740.00119 Control (Germany)/7–3148: Telegram

The Ambassador in the Soviet Union (Smith) to the Secretary of State

top secret   us urgent

1488. This afternoon I was called by the Foreign Office and told to see Molotov at the Kremlin at 7 p. m. I learned later that appointments had been made for the British representative at 8 p. m. and for the French Ambassador at 10 p. m. and had time for short talk [Page 997] with Roberts and French councillor before my appointment.1 Molotov began the conversation by stating that he had taken note of the aide-mémoire presented by me to Mr. Zorin yesterday2 and asked whether I had anything to add. I replied that I had nothing to add at this time and would be glad to have Molotov’s reaction. Molotov said that the aide-mémoire was not wholly clear and that he wondered what kind of discussion and negotiation we had in mind, at present and for the future.

I said that the aide-mémoire was intentionally brief and lacking in detail since it was the purpose of the proposed conversations to develop such details. Turning to the Russian translation of the text of the aide-mémoire, Molotov read the final paragraph and asked what “wider questions” we had in view. He then cited the Russian note of July 143 to the effect that conversations regarding Berlin were not possible except within the framework of conversations regarding all of Germany and inquired whether that represented also the view of the American Government.

I replied that my government considered it possible that such a line of approach might emerge from the conversations.

Molotov then explained that unlike the Soviet note of July 14 the US reply (that is, the aide-mémoire of July 30) does not refer to Germany as a whole and that he had simply asked in order to clarify this question. I repeated that the aide-mémoire was intentionally both brief and not detailed, as the details would be developed in the discussions. Molotov continued to probe for something definite by saying that maybe this preliminary conversation with him today was useless, but that he had hoped to report on this matter to his government tonight and wanted to be able to present to them a clear picture. I said on the contrary I welcomed this opportunity to talk over our proposal. We regarded the proposed conversations with Stalin and himself as preliminary discussions which we hoped might lead to a reasonable formula for composing our differences. The formal position of the two governments had been made clear in the two notes which had been exchanged, but the formal written word was very rigid and much more could be accomplished by informal exploration.

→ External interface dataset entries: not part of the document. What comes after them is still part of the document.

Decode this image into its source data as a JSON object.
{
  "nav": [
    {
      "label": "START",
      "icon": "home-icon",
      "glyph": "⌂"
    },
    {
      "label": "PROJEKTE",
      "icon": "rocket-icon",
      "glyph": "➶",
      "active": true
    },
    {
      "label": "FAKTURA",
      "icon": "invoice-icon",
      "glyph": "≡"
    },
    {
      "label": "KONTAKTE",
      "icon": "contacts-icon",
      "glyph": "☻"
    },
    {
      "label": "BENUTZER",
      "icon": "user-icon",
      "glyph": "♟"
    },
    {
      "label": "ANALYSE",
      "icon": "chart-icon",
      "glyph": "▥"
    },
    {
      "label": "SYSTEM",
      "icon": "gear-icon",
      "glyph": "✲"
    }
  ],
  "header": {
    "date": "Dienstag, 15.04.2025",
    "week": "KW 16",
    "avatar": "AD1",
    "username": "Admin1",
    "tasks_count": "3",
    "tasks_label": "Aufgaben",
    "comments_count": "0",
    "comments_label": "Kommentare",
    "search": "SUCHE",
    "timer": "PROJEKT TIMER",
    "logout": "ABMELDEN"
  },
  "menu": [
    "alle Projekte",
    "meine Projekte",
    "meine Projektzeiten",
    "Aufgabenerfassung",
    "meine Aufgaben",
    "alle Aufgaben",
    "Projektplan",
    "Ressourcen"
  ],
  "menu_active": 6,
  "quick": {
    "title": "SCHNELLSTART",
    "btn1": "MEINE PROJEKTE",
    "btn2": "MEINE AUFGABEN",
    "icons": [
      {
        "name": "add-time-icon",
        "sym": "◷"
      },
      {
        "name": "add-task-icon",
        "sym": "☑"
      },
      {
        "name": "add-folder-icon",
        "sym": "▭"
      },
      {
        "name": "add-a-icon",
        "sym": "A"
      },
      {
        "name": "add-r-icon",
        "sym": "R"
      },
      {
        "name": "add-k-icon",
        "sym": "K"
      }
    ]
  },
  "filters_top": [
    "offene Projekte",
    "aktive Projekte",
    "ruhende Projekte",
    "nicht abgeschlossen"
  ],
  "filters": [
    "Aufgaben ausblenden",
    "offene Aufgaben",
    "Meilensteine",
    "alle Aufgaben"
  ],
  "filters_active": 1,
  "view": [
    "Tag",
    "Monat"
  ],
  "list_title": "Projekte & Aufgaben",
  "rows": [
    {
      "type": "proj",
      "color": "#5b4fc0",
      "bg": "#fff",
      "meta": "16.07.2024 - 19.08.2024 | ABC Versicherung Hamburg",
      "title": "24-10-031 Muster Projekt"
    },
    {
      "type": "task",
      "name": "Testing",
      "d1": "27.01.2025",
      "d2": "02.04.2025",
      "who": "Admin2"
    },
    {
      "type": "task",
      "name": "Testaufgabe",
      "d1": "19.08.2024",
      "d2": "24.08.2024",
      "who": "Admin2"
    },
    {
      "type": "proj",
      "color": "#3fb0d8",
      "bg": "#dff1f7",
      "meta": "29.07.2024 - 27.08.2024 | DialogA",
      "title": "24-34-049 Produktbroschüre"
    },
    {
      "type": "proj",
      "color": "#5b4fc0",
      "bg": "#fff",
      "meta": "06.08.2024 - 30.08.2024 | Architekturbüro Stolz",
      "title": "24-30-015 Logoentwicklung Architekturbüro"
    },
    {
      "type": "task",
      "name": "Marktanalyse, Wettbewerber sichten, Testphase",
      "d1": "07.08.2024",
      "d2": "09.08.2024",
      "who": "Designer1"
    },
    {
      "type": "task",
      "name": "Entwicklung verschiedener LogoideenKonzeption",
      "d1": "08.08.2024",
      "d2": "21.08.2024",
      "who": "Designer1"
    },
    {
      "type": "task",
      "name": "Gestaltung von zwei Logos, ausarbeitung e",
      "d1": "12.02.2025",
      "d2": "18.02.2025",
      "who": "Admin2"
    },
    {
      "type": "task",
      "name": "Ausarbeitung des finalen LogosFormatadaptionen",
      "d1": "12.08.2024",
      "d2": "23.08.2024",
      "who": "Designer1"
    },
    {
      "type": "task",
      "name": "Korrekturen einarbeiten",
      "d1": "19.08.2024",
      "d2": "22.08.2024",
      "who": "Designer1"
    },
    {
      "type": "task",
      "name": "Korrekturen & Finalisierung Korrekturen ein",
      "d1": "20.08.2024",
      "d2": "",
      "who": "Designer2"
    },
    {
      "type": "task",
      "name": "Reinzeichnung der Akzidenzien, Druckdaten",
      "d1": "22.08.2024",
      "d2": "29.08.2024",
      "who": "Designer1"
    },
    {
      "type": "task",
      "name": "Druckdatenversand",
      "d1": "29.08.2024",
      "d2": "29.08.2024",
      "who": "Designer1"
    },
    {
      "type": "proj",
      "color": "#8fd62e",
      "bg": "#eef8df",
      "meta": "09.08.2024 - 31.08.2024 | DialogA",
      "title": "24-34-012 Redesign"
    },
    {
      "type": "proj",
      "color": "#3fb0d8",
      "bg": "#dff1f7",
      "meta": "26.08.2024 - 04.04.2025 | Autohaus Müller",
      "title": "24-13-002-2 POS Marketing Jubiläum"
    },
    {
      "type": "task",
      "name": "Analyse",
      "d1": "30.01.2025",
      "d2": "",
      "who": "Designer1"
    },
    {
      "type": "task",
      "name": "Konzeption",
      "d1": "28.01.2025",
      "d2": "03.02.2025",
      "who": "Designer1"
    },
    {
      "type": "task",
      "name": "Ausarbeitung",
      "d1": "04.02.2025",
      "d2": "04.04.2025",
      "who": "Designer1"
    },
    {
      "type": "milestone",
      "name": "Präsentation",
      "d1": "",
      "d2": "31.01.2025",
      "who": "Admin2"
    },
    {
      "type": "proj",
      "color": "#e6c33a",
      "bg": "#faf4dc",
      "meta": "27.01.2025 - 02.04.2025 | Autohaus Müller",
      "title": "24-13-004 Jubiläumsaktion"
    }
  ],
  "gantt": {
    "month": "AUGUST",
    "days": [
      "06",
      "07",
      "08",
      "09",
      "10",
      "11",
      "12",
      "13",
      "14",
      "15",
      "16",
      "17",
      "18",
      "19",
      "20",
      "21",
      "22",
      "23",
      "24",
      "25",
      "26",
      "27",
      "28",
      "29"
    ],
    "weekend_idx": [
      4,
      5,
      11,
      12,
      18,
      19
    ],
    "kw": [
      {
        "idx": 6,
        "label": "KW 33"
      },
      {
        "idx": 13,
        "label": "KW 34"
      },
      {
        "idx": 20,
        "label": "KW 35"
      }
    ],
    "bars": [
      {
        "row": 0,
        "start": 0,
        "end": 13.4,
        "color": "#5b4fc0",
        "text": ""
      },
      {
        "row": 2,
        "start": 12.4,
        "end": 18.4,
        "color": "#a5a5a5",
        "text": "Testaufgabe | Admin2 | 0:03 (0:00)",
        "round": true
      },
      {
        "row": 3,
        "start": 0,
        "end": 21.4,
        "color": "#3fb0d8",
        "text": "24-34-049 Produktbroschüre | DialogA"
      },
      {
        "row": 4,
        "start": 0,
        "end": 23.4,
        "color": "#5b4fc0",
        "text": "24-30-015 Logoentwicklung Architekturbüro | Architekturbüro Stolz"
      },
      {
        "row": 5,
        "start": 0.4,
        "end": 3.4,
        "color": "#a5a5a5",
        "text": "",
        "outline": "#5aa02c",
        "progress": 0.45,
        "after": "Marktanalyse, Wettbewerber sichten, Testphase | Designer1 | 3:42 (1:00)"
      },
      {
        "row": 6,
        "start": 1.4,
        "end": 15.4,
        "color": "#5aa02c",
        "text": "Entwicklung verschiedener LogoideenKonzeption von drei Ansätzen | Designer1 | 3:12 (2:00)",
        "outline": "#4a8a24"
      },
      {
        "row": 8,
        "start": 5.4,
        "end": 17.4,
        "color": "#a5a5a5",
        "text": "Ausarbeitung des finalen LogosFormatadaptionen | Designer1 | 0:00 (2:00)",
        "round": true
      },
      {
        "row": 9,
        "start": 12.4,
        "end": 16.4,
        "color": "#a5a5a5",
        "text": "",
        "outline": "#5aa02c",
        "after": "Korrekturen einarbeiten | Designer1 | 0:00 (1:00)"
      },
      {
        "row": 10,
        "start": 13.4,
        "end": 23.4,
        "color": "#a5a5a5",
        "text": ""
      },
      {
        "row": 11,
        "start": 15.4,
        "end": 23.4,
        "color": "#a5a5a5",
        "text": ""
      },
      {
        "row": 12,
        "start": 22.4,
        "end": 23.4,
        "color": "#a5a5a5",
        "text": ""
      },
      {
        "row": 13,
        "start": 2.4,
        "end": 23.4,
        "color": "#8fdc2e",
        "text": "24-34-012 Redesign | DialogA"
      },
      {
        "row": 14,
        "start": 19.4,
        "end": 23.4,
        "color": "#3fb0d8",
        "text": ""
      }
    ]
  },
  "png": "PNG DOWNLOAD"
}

[Page 998]

Molotov then said that he would report to his government on the US, British, and French approaches; that he hoped Stalin would agree to meet the representatives of the three governments; and that his purpose in this talk was simply to clarify our proposals.

After some further exchange along the same lines, Molotov remarked that he would “inform me as soon as possible of Stalin’s reply and as to when the meeting might be possible”.

Molotov then went on to refer specifically to the statements in the aide-mémoire regarding Soviet measures to disrupt communications with Berlin and said bluntly he hoped I would understand that these measures were necessitated by the actions of the US, Britain, and France in the Western zones of Germany following the London Conference with respect to currency and the decisions of that conference. Disregarding this statement, I said that I was grateful for the opportunity to talk further about our proposal; that as Molotov knew I was always optimistic with regard to informal exchanges of views as opposed to formal diplomatic notes. He replied that he also liked the informal approach and thought it was better, but reiterated that “if it had not been for the London decisions there would have been no reasons for creating and continuing the difficulties of recent times in the relations of the partners in Germany”. I said I was encouraged by Molotov’s use of the word partners and I felt that as long as that basic fact was kept in mind there was always reasonable expectation of resolving our present difficulties by frank and informal discussion.

It will be obvious from the above that the purpose of the interviews today is to maneuver one or the other of the representatives here into stating definitely the position of the Western governments. I was able to confer with my British and French colleagues immediately after my talk, and believe we will avoid this successfully. My present estimate is chances of discussion with Stalin favorable and reply probably soon. We are having a rehearsal tomorrow.4

Sent Department 1488; repeated London 108, Berlin 268, Paris 223.

  1. Telegram 1489, August 1, from Moscow, not printed, reported that the British and French representatives saw Foreign Minister Molotov as scheduled. Their interviews proceeded almost exactly along the lines of Ambassador Smith’s (740.00119 Control (Germany)/8–148). In his telegram 3992, August 2, from Paris, not printed, Ambassador Caffery reported that Ambassador Chataigneau’s reports to Paris on his interview corresponded closely with Smith’s (740.00119 Control (Germany)/8–248).
  2. See telegram 1474, July 30, from Moscow, supra.
  3. Ante, p. 960.
  4. In telegram 1489, August 1, from Moscow, not printed, Smith reported that he had met with his British and French colleagues on the morning of August 1, to plan their approach should an interview with Stalin be granted. Immediately after this meeting, the Soviet Foreign Ministry informed Smith that an interview on the evening of August 2 had been arranged (740.00119 Control (Germany)/8–148). For a further account of the interview with Molotov, see Smith, Moscow Mission, pp. 231–233.